    A very nice read. For one, ours is a country where documentation has been , at best, the least of our priorities. In the west, there are dozens of books on very average film makers and musicians. I recall having seen a "World This Week" episode where one of the topics was dedicated PhD programs on the work (and the musical structure) of Elvis. (I never thought that the music of Elvis mandated any kind of dissection, as it was mostly the same, but that's entirely a personal pov). In our country, there have hardly been any original thoughts on these lines, which in turn, has made life difficult for writers like us. With none interested, original thinking leads you nowhere. This can never be a full time occupation. Maybe just a hobby where you spend like hell from your pocket but expect not to earn anything apart from some respect, among the brickbats which are hurled at you by wannabe writers and armchair experts.

    Next comes the issue of sale-ability. In spite of being a 1000 million country, our readership for non-fiction is yet to reach the 5 figure mark. We have failed to create a culture where reading is encouraged. Why reading, I have written scripts for musical shows and I have been told, categorically, to keep the content as little as possible, as the junta would like to hear the songs and not hear the story behind them. And I am not talking of technical aspects which interest me most; just plain, simple stories.

    Also, most of the work which we do are unfunded. Except publishing houses like Oxford , where the intent is to encourage basic research, no publisher would be interested in investing in something which won't appeal to the mass.

    Is there any solution? I feel there is. Film and music education / appreciation is something that we, as a country, deserve, right from school levels. And yes, I do not mean the kind of courses rolled out as "Film studies / appreciation" where film making is made to sound like an extension of literature and the student is judged by his / her command over the English language.

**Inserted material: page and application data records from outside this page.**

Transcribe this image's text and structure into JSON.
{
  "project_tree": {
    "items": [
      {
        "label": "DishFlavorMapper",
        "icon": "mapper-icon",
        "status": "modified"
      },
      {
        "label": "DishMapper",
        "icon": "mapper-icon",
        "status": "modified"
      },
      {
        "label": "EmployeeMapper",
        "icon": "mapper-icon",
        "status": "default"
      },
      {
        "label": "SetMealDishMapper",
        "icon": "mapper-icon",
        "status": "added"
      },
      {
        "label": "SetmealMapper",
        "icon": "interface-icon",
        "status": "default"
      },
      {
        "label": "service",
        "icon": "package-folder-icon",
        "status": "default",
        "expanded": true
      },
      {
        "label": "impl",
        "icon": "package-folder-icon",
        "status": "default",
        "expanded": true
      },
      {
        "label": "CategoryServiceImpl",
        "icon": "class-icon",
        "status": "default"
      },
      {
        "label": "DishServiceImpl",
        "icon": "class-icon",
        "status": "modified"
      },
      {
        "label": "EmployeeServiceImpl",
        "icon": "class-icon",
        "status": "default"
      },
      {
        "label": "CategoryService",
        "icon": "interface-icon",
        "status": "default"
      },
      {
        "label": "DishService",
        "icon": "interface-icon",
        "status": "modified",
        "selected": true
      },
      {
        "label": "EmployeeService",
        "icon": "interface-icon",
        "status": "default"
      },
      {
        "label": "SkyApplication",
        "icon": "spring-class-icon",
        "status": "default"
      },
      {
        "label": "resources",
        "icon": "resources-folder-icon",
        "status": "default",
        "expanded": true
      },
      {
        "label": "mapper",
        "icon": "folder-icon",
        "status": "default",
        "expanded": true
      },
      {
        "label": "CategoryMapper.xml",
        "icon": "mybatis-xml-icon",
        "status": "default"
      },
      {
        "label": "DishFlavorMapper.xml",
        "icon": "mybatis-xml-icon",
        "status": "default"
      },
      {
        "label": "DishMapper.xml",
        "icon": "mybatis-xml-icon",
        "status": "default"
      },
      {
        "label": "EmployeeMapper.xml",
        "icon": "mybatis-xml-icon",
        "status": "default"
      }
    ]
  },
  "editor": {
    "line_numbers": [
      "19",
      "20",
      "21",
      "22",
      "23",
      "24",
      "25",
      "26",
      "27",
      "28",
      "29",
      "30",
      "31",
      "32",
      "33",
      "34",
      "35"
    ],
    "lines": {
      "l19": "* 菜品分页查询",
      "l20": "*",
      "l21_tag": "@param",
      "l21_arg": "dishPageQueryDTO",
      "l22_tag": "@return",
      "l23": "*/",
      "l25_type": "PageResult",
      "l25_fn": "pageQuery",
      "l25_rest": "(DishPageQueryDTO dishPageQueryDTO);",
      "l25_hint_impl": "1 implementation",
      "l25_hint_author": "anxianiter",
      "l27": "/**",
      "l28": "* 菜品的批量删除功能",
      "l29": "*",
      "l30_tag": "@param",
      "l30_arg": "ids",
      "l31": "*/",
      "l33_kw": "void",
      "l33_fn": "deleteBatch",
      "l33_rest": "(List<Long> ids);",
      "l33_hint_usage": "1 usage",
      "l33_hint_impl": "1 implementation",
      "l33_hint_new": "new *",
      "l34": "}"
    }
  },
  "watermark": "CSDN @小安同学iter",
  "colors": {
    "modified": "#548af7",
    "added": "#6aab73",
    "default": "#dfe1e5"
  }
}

I mean courses which are technical / analytic in nature and actually can help students understand the science behind film-making. Not just the art.

    Similar thoughts about music too. Majority of music lovers who claim to understand music often confuse between good lyrics and good music. Something which hardly has any overlap.

    (I also find that most books on film-makers / music personalities read like an anthology of superlatives, an assortment of stupid interviews, and a total absence of library work, leading to bloopers galore. Cannot blame the publishers always. :D )